A graph that plots inflation against anything else will be a straight line too — if, again, the central bank is successfully targeting inflation.
That straight line can cause confusion, because it has the paradoxical effect of making a highly successful central bank look powerless. Increased demand for money balances pulls prices downward, so our perfect inflation-targeting central bank will have to match changes in that demand with changes in the money supply. Since it is doing so perfectly, however, it will look as though the money supply does not matter: Whether it grows fast or slow, inflation runs at 2 percent. It will look as though money demand does not matter either.
Monetary economist Nick Rowe has occasionally borrowed Milton Friedman’s analogy of the central bank as thermostat to illustrate the point. If everything is working well, we should not see any correlation between how hard the air conditioner is working and the temperature inside the house. From just looking at the data, we might get a completely mistaken understanding of the underlying causal relationships. We might think that the more power the air conditioner uses, the higher the outside temperature goes. We might think that the air conditioner has no effect on the temperature.

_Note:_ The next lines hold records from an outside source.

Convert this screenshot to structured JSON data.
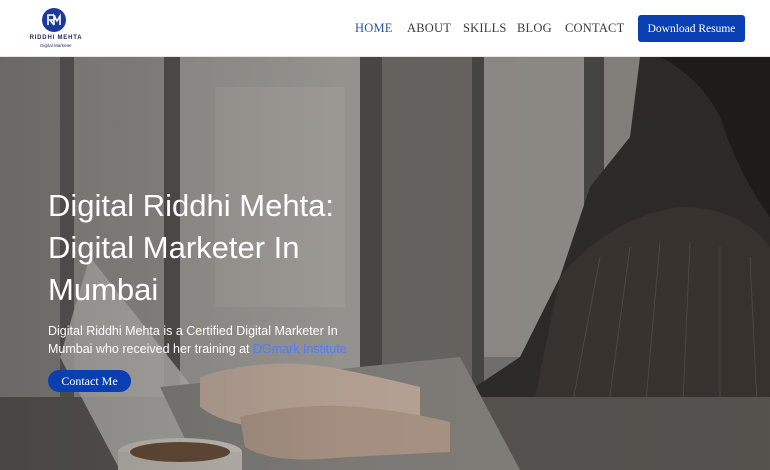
{
  "logo": {
    "name": "RIDDHI MEHTA",
    "tagline": "Digital Marketer",
    "mark": "RM"
  },
  "nav": {
    "items": [
      {
        "label": "HOME",
        "active": true
      },
      {
        "label": "ABOUT",
        "active": false
      },
      {
        "label": "SKILLS",
        "active": false
      },
      {
        "label": "BLOG",
        "active": false
      },
      {
        "label": "CONTACT",
        "active": false
      }
    ],
    "cta_label": "Download Resume"
  },
  "hero": {
    "title": "Digital Riddhi Mehta: Digital Marketer In Mumbai",
    "text_before_link": "Digital Riddhi Mehta is a Certified Digital Marketer In Mumbai who received her training at ",
    "link_text": "DGmark Institute",
    "button_label": "Contact Me"
  },
  "colors": {
    "primary": "#0a3fb3",
    "nav_active": "#2d52a8",
    "link": "#4f7dff"
  }
}
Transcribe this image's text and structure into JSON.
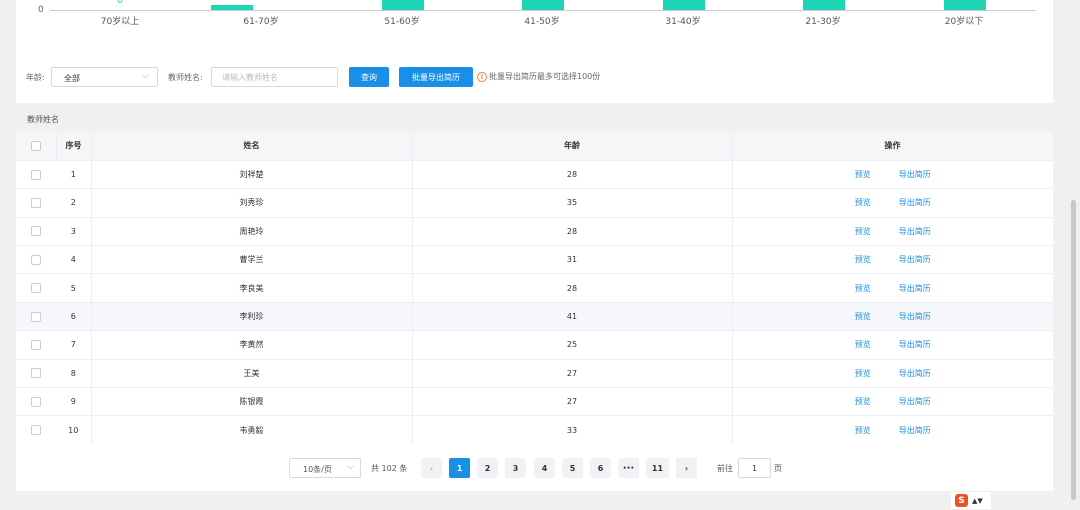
{
  "chart_data": {
    "type": "bar",
    "categories": [
      "70岁以上",
      "61-70岁",
      "51-60岁",
      "41-50岁",
      "31-40岁",
      "21-30岁",
      "20岁以下"
    ],
    "y_tick_label": "0",
    "top_value_label": "0",
    "bar_color": "#1ed5b5"
  },
  "filters": {
    "age_label": "年龄:",
    "age_value": "全部",
    "name_label": "教师姓名:",
    "name_placeholder": "请输入教师姓名",
    "search_button": "查询",
    "batch_export_button": "批量导出简历",
    "tip_text": "批量导出简历最多可选择100份"
  },
  "section_title": "教师姓名",
  "table": {
    "headers": {
      "index": "序号",
      "name": "姓名",
      "age": "年龄",
      "actions": "操作"
    },
    "preview_label": "预览",
    "export_label": "导出简历",
    "rows": [
      {
        "index": "1",
        "name": "刘祥楚",
        "age": "28"
      },
      {
        "index": "2",
        "name": "刘秀珍",
        "age": "35"
      },
      {
        "index": "3",
        "name": "周艳玲",
        "age": "28"
      },
      {
        "index": "4",
        "name": "曹学兰",
        "age": "31"
      },
      {
        "index": "5",
        "name": "李良美",
        "age": "28"
      },
      {
        "index": "6",
        "name": "李利珍",
        "age": "41"
      },
      {
        "index": "7",
        "name": "李黄然",
        "age": "25"
      },
      {
        "index": "8",
        "name": "王美",
        "age": "27"
      },
      {
        "index": "9",
        "name": "陈银霞",
        "age": "27"
      },
      {
        "index": "10",
        "name": "韦勇毅",
        "age": "33"
      }
    ]
  },
  "pagination": {
    "page_size": "10条/页",
    "total": "共 102 条",
    "prev": "‹",
    "next": "›",
    "pages": [
      "1",
      "2",
      "3",
      "4",
      "5",
      "6",
      "•••",
      "11"
    ],
    "active_page": "1",
    "goto_label": "前往",
    "goto_value": "1",
    "page_suffix": "页"
  },
  "tray": {
    "icon_letter": "S",
    "arrows": "▲▼"
  }
}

One reason monetary policy engenders so much confusion is that we are prone to making just this kind of mistake. A case in point: Several decades into a worldwide regime of inflation-targeting central banking, we’re still trying to figure out why our “standard model” of the relationship between unemployment and inflation has broken down.